In 2005 the United Kingdom National Radiation Protection Board issued a warning that no child under the age of 8 should use a cell phone.  The report also listed concerns about the location of cellular telephone towers.  In September 2006, the International Commission for Electromagnetic Safety (ICEMS) released the Benevento Resolution, which stated that the accumulated evidence points to, “adverse health effects from occupational and public exposures to electric, magnetic and electromagnetic fields (EMF) at current exposure levels.”  It was signed by 31 leading environmental health scientists from around the world.

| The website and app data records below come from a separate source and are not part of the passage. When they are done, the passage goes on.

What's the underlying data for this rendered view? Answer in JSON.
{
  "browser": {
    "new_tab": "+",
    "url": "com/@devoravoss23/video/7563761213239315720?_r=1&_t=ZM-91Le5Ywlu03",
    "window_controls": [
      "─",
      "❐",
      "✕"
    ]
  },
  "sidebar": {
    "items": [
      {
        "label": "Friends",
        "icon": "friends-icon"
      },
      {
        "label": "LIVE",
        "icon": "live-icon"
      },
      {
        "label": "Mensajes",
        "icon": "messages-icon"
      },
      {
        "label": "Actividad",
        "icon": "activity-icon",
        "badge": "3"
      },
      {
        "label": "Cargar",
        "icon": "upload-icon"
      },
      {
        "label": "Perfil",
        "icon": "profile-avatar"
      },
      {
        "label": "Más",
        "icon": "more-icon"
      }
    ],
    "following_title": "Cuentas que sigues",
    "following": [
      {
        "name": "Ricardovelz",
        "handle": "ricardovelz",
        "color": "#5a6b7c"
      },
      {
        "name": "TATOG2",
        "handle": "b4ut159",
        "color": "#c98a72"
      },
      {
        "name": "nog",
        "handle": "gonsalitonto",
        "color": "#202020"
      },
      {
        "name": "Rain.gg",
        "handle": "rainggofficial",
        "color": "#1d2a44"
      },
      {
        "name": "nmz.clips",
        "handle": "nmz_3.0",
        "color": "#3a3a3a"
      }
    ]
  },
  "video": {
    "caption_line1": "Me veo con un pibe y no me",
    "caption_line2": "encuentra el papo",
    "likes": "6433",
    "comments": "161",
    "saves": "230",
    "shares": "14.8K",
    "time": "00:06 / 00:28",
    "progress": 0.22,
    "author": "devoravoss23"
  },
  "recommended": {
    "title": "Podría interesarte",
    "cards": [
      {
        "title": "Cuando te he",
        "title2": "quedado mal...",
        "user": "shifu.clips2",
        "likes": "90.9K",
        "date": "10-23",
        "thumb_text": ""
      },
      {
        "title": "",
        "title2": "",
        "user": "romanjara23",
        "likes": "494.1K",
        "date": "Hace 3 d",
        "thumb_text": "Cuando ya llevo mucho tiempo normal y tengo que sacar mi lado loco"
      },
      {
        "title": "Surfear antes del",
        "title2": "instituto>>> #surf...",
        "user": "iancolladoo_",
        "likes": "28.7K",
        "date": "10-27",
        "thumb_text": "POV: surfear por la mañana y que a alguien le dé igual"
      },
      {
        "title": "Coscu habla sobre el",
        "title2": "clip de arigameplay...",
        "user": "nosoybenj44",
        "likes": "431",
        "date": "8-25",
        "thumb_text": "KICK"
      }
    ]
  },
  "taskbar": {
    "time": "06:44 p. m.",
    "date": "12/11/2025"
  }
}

Organizations producing materials for the general public have unfortunately been reluctant to include any warnings about the potential dangers of RF/MW radiation.  I was therefore encouraged to read the following statement on page 7 of the Breast Cancer Fund’s 2006 booklet, State of the Evidence:  “A growing body of evidence implicates nonionizing radiation (electromagnetic fields and radio-frequency radiation [EMF]) as possible contributors to the development of breast cancer. The International Agency for Research on Cancer (IARC) has classified EMF as a possible human carcinogen. Microwaves, radio waves, radar and lights are examples of nonionizing radiation. Everyone in the industrialized world is exposed to electromagnetic fields every day.”

 Dr. Leif Salford, who has spent over 15 years researching the effect on RF/MW radiation on the brain, has called the expansion of cell phone technology “the world’s largest human biological experiment.”   While no one can authoritatively say how the experiment will turn out, it is clear that there is great cause for concern.  Currently available appliances for shielding the body from non-ionizing radiation may not be proven to be effective for decades, but they are the best solution we have for protection from electromagnetic radiation.  Every man, woman, and child should be using them.  I will review these in an upcoming issue.  I will also review the research that is available regarding the effect on RF/MW radiation on the brain, nerves, and muscles.  Part 3:  Neurologic issues